Hailey Lesik Miss. Given World Literature 5 February 2018 Journal #3- The Poisonwood Bible Barbara Kingsolver, the author of The Poisonwood Bible, wrote the book with an interesting way of portraying storytelling. This book has multiple narrators, meaning many different viewpoints. The book takes a look at each Price girl: Leah, Adah, Ruth May, Rachel, and Orleanna. Being that each one has their own personality and individuality, means that some are more reliable than others.
Orleanna says, "To live is to change, to acquire the words of a story, and that is the only celebration we mortals really know" (385). Adah says, about her mother, "...she constantly addresses the ground under her feet. Asking forgiveness. Owning, disowning, recanting, recharting a hateful course of events to make sense of her own complicity. We all are, I suppose.
How do you describe the characteristics and requirements of a real “home”? In the Poisonwood Bible, by Barbara Kingsolver, the outspoken and bold character known as Leah Price experiences a major rift between her family and former American homelife that leads her to transfer her obsessions over acceptance by her father to the conflict within the Congo and her lover, Anatole. Leah’s failure to receive the approval from her father through religious excellence and prestige along with the death of her youngest sister, Ruth May, led her to resent the ideals and oppressive hand that her father had implemented since her birth. Anatole’s evident acceptance and admiration of Leah’s individuality allowed Leah to feel fulfilled in her need for acceptance by a

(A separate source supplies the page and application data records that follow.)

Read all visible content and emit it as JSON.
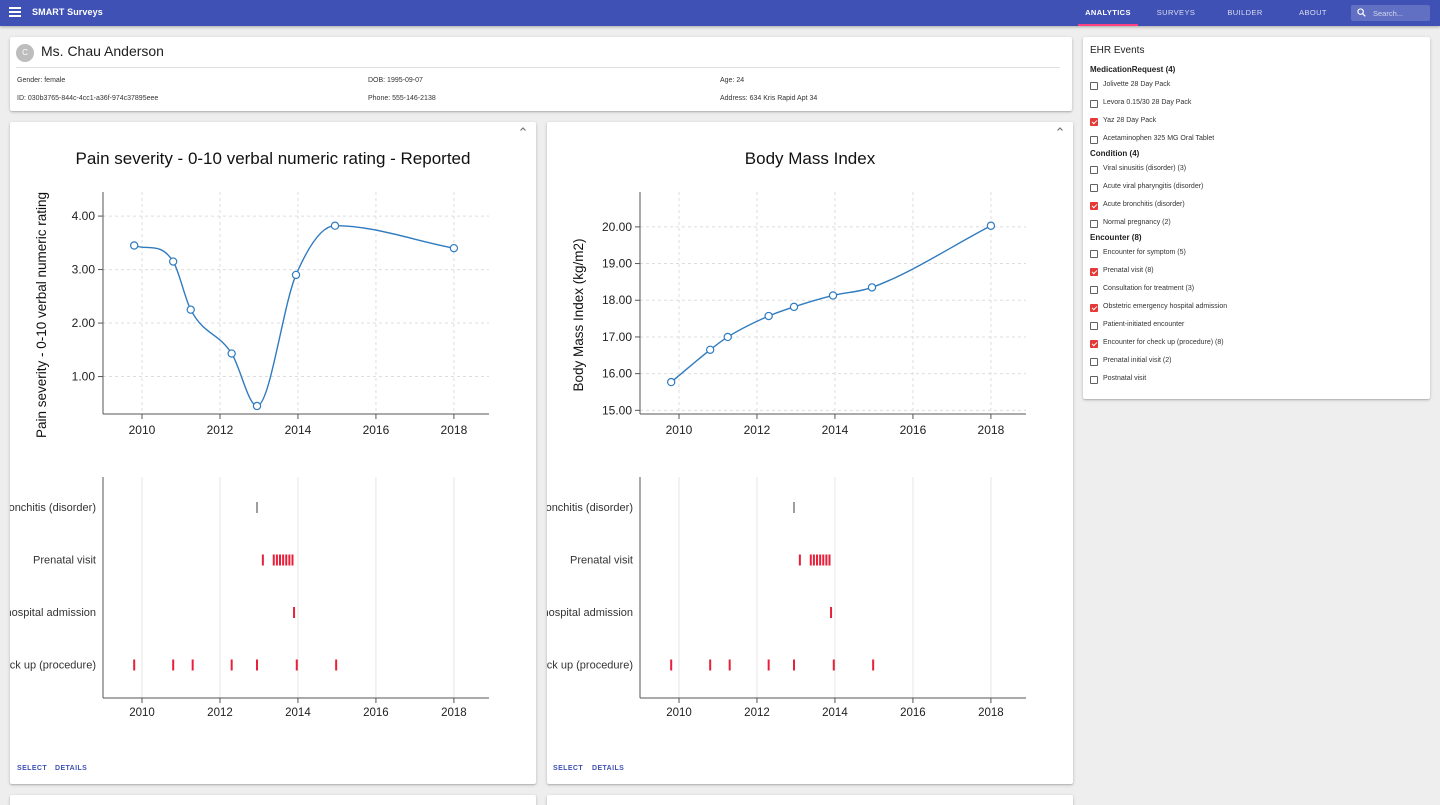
{
  "app": {
    "title": "SMART Surveys",
    "menu_icon": "menu-icon"
  },
  "nav": {
    "tabs": [
      "ANALYTICS",
      "SURVEYS",
      "BUILDER",
      "ABOUT"
    ],
    "active": "ANALYTICS",
    "search_placeholder": "Search..."
  },
  "patient": {
    "avatar_initial": "C",
    "name": "Ms. Chau Anderson",
    "gender": "Gender: female",
    "dob": "DOB: 1995-09-07",
    "age": "Age: 24",
    "id": "ID: 030b3765-844c-4cc1-a36f-974c37895eee",
    "phone": "Phone: 555-146-2138",
    "address": "Address: 634 Kris Rapid Apt 34"
  },
  "colors": {
    "primary": "#3f51b5",
    "accent": "#ff4081",
    "line": "#2f7bbf",
    "event_red": "#e8203a",
    "event_gray": "#9e9e9e",
    "checkbox_checked": "#e53935"
  },
  "card_actions": {
    "select": "SELECT",
    "details": "DETAILS",
    "collapse_icon": "chevron-up-icon"
  },
  "chart_data": [
    {
      "type": "line",
      "title": "Pain severity - 0-10 verbal numeric rating - Reported",
      "xlabel": "",
      "ylabel": "Pain severity - 0-10 verbal numeric rating",
      "xlim": [
        2009,
        2018.9
      ],
      "ylim": [
        0.3,
        4.45
      ],
      "xticks": [
        "2010",
        "2012",
        "2014",
        "2016",
        "2018"
      ],
      "yticks": [
        "1.00",
        "2.00",
        "3.00",
        "4.00"
      ],
      "grid": true,
      "x": [
        2009.8,
        2010.8,
        2011.25,
        2012.3,
        2012.95,
        2013.95,
        2014.95,
        2018.0
      ],
      "y": [
        3.45,
        3.15,
        2.25,
        1.43,
        0.45,
        2.9,
        3.82,
        3.4
      ]
    },
    {
      "type": "line",
      "title": "Body Mass Index",
      "xlabel": "",
      "ylabel": "Body Mass Index (kg/m2)",
      "xlim": [
        2009,
        2018.9
      ],
      "ylim": [
        14.9,
        20.95
      ],
      "xticks": [
        "2010",
        "2012",
        "2014",
        "2016",
        "2018"
      ],
      "yticks": [
        "15.00",
        "16.00",
        "17.00",
        "18.00",
        "19.00",
        "20.00"
      ],
      "grid": true,
      "x": [
        2009.8,
        2010.8,
        2011.25,
        2012.3,
        2012.95,
        2013.95,
        2014.95,
        2018.0
      ],
      "y": [
        15.77,
        16.65,
        17.0,
        17.57,
        17.82,
        18.13,
        18.35,
        20.03
      ]
    }
  ],
  "timeline": {
    "xlim": [
      2009,
      2018.9
    ],
    "xticks": [
      "2010",
      "2012",
      "2014",
      "2016",
      "2018"
    ],
    "rows": [
      {
        "label": "Acute bronchitis (disorder)",
        "color": "gray",
        "dates": [
          2012.95
        ]
      },
      {
        "label": "Prenatal visit",
        "color": "red",
        "dates": [
          2013.1,
          2013.38,
          2013.46,
          2013.54,
          2013.62,
          2013.7,
          2013.78,
          2013.86
        ]
      },
      {
        "label": "Obstetric emergency hospital admission",
        "color": "red",
        "dates": [
          2013.9
        ]
      },
      {
        "label": "Encounter for check up (procedure)",
        "color": "red",
        "dates": [
          2009.8,
          2010.8,
          2011.3,
          2012.3,
          2012.95,
          2013.97,
          2014.98
        ]
      }
    ]
  },
  "ehr": {
    "title": "EHR Events",
    "groups": [
      {
        "name": "MedicationRequest (4)",
        "items": [
          {
            "label": "Jolivette 28 Day Pack",
            "checked": false
          },
          {
            "label": "Levora 0.15/30 28 Day Pack",
            "checked": false
          },
          {
            "label": "Yaz 28 Day Pack",
            "checked": true
          },
          {
            "label": "Acetaminophen 325 MG Oral Tablet",
            "checked": false
          }
        ]
      },
      {
        "name": "Condition (4)",
        "items": [
          {
            "label": "Viral sinusitis (disorder) (3)",
            "checked": false
          },
          {
            "label": "Acute viral pharyngitis (disorder)",
            "checked": false
          },
          {
            "label": "Acute bronchitis (disorder)",
            "checked": true
          },
          {
            "label": "Normal pregnancy (2)",
            "checked": false
          }
        ]
      },
      {
        "name": "Encounter (8)",
        "items": [
          {
            "label": "Encounter for symptom (5)",
            "checked": false
          },
          {
            "label": "Prenatal visit (8)",
            "checked": true
          },
          {
            "label": "Consultation for treatment (3)",
            "checked": false
          },
          {
            "label": "Obstetric emergency hospital admission",
            "checked": true
          },
          {
            "label": "Patient-initiated encounter",
            "checked": false
          },
          {
            "label": "Encounter for check up (procedure) (8)",
            "checked": true
          },
          {
            "label": "Prenatal initial visit (2)",
            "checked": false
          },
          {
            "label": "Postnatal visit",
            "checked": false
          }
        ]
      }
    ]
  }
}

Yet according to her allusion with Dickinson’s poem, death is a right. Adah feels as though death is so inevitable, and that most likely has to do with her experiences regarding Ruth May and what she witnessed growing up as a white child in Africa. The next line in the poem is, “Why swagger then?” and that is basically stating that if death is a right, why fear it or try to avoid it? Adah later states that she could not swagger if she tried because she does not have the legs for it, which means that she truly knows that no one is exempt from death. Adah’s experiences, values, and interests all come together through this single Dickinson poem, and her character in the book is even still further developed.